There is something about the television programme, Deadliest Catch which fascinates me. Some of you may have seen it. It is a series on Discovery Channel which follows boats which go fishing around the Bering Sea off the coast of Alaska. The fierce, black thunderous waves that crash against the side of the boats and sometimes go right over the deck and over the yellow clad deck hands who try to steady themselves on an already slippery surface, make this work deadly but eminently profitable. Less appealing to me is the squirming mass of assorted marine life that is thrust from the nets into the boat with the help of a few 21st century pullies only to be pushed into the hold, brought to port and exchanged for a lot of money. I am sure sea swells like these were never seen around Galilee but the dangers they present resemble the terror of the lives of too many people today.

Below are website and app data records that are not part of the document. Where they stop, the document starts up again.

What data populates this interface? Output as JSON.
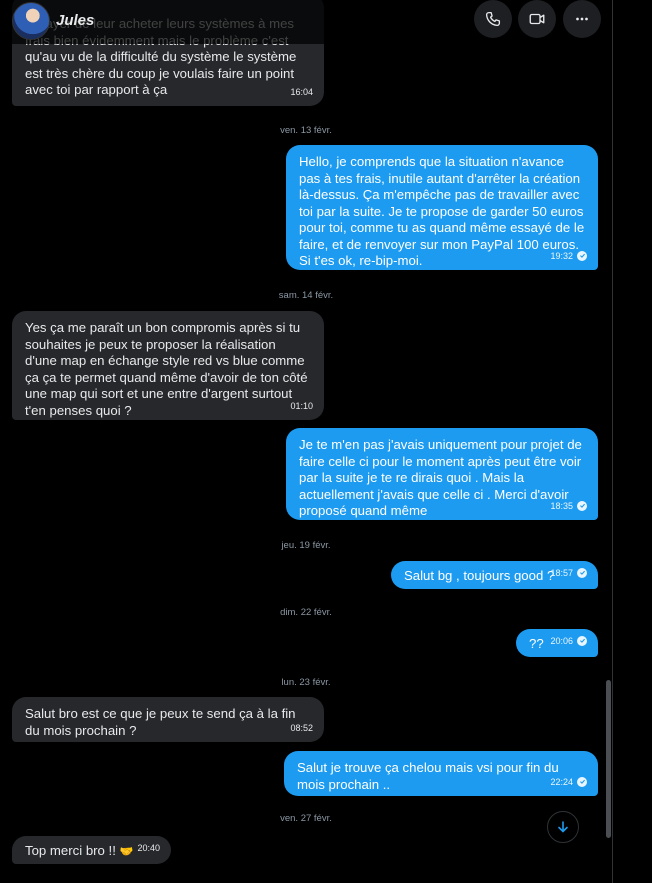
{
  "header": {
    "contact_name": "Jules",
    "buttons": {
      "call": "phone-icon",
      "video": "video-icon",
      "more": "more-icon"
    }
  },
  "messages": [
    {
      "side": "in",
      "text": "essayer de leur acheter leurs systèmes à mes frais bien évidemment mais le problème c'est qu'au vu de la difficulté du système le système est très chère du coup je voulais faire un point avec toi par rapport à ça",
      "time": "16:04"
    },
    {
      "side": "out",
      "text": "Hello, je comprends que la situation n'avance pas à tes frais, inutile autant d'arrêter la création là-dessus. Ça m'empêche pas de travailler avec toi par la suite. Je te propose de garder 50 euros pour toi, comme tu as quand même essayé de le faire, et de renvoyer sur mon PayPal 100 euros. Si t'es ok, re-bip-moi.",
      "time": "19:32"
    },
    {
      "side": "in",
      "text": "Yes ça me paraît un bon compromis après si tu souhaites je peux te proposer la réalisation d'une map en échange style red vs blue comme ça ça te permet quand même d'avoir de ton côté une map qui sort et une entre d'argent surtout t'en penses quoi ?",
      "time": "01:10"
    },
    {
      "side": "out",
      "text": "Je te m'en pas j'avais uniquement pour projet de faire celle ci pour le moment après peut être voir par la suite je te re dirais quoi . Mais la actuellement j'avais que celle ci . Merci d'avoir proposé quand même",
      "time": "18:35"
    },
    {
      "side": "out",
      "text": "Salut bg , toujours good ?",
      "time": "18:57"
    },
    {
      "side": "out",
      "text": "??",
      "time": "20:06"
    },
    {
      "side": "in",
      "text": "Salut bro est ce que je peux te send ça à la fin du mois prochain ?",
      "time": "08:52"
    },
    {
      "side": "out",
      "text": "Salut je trouve ça chelou mais vsi pour fin du mois prochain ..",
      "time": "22:24"
    },
    {
      "side": "in",
      "text": "Top merci bro !!",
      "emoji": "🤝",
      "time": "20:40"
    }
  ],
  "dates": [
    "ven. 13 févr.",
    "sam. 14 févr.",
    "jeu. 19 févr.",
    "dim. 22 févr.",
    "lun. 23 févr.",
    "ven. 27 févr."
  ],
  "colors": {
    "outgoing": "#1d9bf0",
    "incoming": "#26282c",
    "background": "#000000"
  }
}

In this time of pandemic, it seems to us that those menacing seas of the North Atlantic are swirling around us mercilessly on that slippery deck as we face the unimaginable. Some of our loved ones are sick, others, dead, buried in haste, and those mourning bereft of the rituals which have always given them comfort and support. Hospital staff with the marks of PPE etched on their foreheads and cheekbones, eyes sunken black with weariness; the pain of watching people struggling to breathe and not being able to help them. The pain of having to ask the question when not enough ventilators are available, who will benefit most from this intervention? And after long hours of work clearly seen in their tired and haggard faces they are asked to give up their leave because there is no one to take their place. It is easy to see the living out of the Good news in their lives.
What are we called to at this time of storm and slippery decks?
Many today feel overwhelmed by the enormity of the suffering that they hear about in detail every day and their powerlessness to help. What can we do? We have no medical training. Is there a possibility that we can widen the net and call to mind those indirectly involved whom we may be able to help. First of all, can those working in our hospitals in whatever capacity be supported by more than a clap? Are their worried families known to us? Can we support those who are suffering because they cannot attend the funeral of a loved one? Is anyone looking at the ‘complicated’ grief of those who lose loved ones at this particular time.
What about those who continue to live in pain because their surgery has had to be postponed? Do we think of refugees and asylum seekers who left their home countries in fear of their lives and are now again living that fear for their lives and the lives of their children. These are but a few examples of life in 2021. For many their life is as deadly as the fishermen and women searching the Bering Sea for Alaskan crab.
In today’s Gospel Jesus comes into Galilee at the beginning of his public ministry. He links himself with the preaching of John the Baptist by repeating John’s message, “The time is fulfilled, and the Kingdom of God has come near; Repent and believe in the Good News.” The Good news he speaks of is that God is coming in a new way into the world and into the life of each one of us; the Good News that the God of love, mercy, justice, compassion, inclusion, healing has become human that we might have the opportunity to become Godly. Simon, Andrew, James and John did not hesitate. In a way, they and the other disciples stand for each one of us. As we read the gospel we are invited to see something of ourselves in them and in their gradual growth in belief and commitment. They left their nets and followed him. They did not know what they were being called to but they ‘went to see’. Like the fishermen and women who went to ‘sea’ off the coast of Alaska, they did not know what to expect. Like them we did not know and still do not know what we were being called to,but the underlying message never changes. Love one another as I have loved you. How will this unfold in our lives as we continue our journey into unchartered waters? “Lord, make me know your ways Lord teach me your paths” (Psalm 24).
Sr. Kathleen Fitzsimon OP